If there is ever a given in high school athletics, it’s the San Benito High cross country program will either be winning league or be in contention for league championships. This year is no different, as the Haybalers have a talented and hard-working group of runners who are relishing the challenge of fending off teams in what has to be the strongest the Gabilan Division has been in recent memory.
“Between our boys and girls teams, we could have one of our best combined finishes ever,” Balers co-coach Ryan Shorey said. “For the girls, I think realistically they can make a run at state again. And the boys there is a lot to be seen, but they can do some special things as well.”
San Benito knows what it must do after getting a glimpse of the best at the Earlybird Invitational at Toro Park on Sept. 15. Featuring a loaded field including premier teams outside of the section, the San Benito girls took 10th in the combined results, while the boys finished a respectable 16th.
In order of finish for the girls team by time, it went Cynthia Tena, Lauren Okamoto, Hailey Cross, Mariah Changco, Rian Hepner, Emily Quinby and Isabela Arreola. Tena, a freshman sensation, finished in 20 minutes, 21 seconds. For the boys team, the order of finish went Elliot Ruiz, Josue Murillo Gonzalez, Christian Chavez, Joseph Loredo, Julian Arreola, Anton Borges and Emiliano Quintero.
Shorey and co-coach Leanna Morgan have helped preserve and add onto a program where cohesiveness and team bonding matters. Recent Balers’ standouts including Sam Cortez, Ellie Kliewer, Brianna Martin, Gabriella Alvarez and Jose Ruiz all came by unannounced to offer their encouragement to the team at different points before the season started, Shorey said.
“It was completely unplanned from our end, which was really cool,” Shorey said. “They told them what cross country meant to them and what it means now. Gabriella is the first-ever female president at Cal Poly San Luis Obispo, so that is a neat thing to see.”
There’s always exciting up-and-comers in the program, and the boys team has already shown that with sophomores Borges and Murillo Gonzalez, who had an excellent time of 17:28 over the 3.0-mile course, good for 22nd best among all sophomores in the field.

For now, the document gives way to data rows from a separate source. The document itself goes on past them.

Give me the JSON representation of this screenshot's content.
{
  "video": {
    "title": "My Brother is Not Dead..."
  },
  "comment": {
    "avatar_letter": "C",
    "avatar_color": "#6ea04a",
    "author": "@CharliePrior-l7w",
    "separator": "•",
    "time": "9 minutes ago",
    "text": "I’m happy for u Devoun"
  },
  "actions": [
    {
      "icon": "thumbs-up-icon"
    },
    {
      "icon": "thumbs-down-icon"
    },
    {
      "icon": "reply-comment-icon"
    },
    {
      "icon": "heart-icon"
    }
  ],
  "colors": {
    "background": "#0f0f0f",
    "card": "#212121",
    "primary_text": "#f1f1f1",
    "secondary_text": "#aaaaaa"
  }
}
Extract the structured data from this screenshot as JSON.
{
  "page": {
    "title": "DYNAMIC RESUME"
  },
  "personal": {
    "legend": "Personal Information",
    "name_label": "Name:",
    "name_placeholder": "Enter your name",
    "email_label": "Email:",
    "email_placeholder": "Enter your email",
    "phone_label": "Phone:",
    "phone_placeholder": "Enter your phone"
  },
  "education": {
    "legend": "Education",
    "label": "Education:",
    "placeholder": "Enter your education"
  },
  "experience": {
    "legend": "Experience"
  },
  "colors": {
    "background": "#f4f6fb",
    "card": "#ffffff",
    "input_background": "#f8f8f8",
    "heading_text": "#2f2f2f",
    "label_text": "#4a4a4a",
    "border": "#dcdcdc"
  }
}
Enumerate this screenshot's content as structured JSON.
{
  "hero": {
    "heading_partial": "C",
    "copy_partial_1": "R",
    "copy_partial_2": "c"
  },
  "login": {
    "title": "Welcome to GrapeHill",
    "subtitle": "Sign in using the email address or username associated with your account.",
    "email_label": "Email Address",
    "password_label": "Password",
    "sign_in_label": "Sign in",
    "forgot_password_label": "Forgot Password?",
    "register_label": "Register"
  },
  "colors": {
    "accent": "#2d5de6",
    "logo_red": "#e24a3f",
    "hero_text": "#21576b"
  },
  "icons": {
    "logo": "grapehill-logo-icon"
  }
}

“We’re definitely excited about that because that means if you have sophomores on the varsity, we’re looking to have quite bit of success in the near future, too,” Shorey said.
Of course, the trio of Ruiz, Chavez and Loredo are back and aiming for their fastest times ever.
“They’ve done everything it takes to take it to the next level in league and CCS,” Shorey said.
Ruiz had his best season as a sophomore, and plans on rebounding from a so-so junior season. He’s already taken steps to ensure that he’ll be fresher at the end of the season compared to last year.
“During the summer I trained, but not at my normal intensity,” Ruiz said. “I kind of took it easy because last year I did too much too fast and I think it affected me at the end.”
Ruiz points to chemistry and a genuine friendship among the runners as key to the team’s success. During practice, Ruiz, Chavez and Loredo are often shoulder to shoulder, and depending on who is stronger on a particular day, the first to complete the workout.
“Overall, we have great chemistry because we always hang outside of school,” Ruiz said.
Even though the boys team lacks a runner who will compete for an individual CCS title, it has tremendous depth—perhaps the most it’s had in recent memory. No less than 15 runners finish a workout together, speaking to the nature of just how close in talent the runners are. That makes picking the sixth and seventh runners in the lineup a tough chore because everyone is close in times, but it’s a great problem to have.
Meanwhile, the girls team will be formidable yet again, with the freshman Tena and sophomore Okamoto leading the way so far. Tena took eighth among all freshmen at the Earlybird, while Okamoto—who had a time of 20:51—finished 16th amongst the sophomores. Shorey said some of the runners don’t realize just how good they are, and hopefully will get more confident as the season goes along.
“Lauren has been killing it and absolutely murdering the workouts lately,” Shorey said. “I think she’ll be kicking butt this year.”
Cross is an ultra-reliable runner and had a terrific performance in the season-opening meet two weeks ago, and, even more important, has assumed a huge leadership role on the squad.
“Hailey is our vocal leader and has helped lead the team in everything,” Shorey said. “She’s really done a nice job stepping into that role that (past standouts) Amy Quinones, Katherine Monteon, Bri Martin, and Sam Cortez had in leading the team.”
If Tena does this season what Okamoto did last year, the Balers are set for a potentially special season. Conventional wisdom had it that Tena would be vying for the fifth spot, given that she’s a freshman. However, her performance at the Earlybird Invitational was striking. Shorey was almost prophetic when talking about Tena a couple of days before the Earlybird.
“You never know what a freshman will do, which makes it exciting,” he said. “You can easily see a freshmen move up quite a bit from race to race.”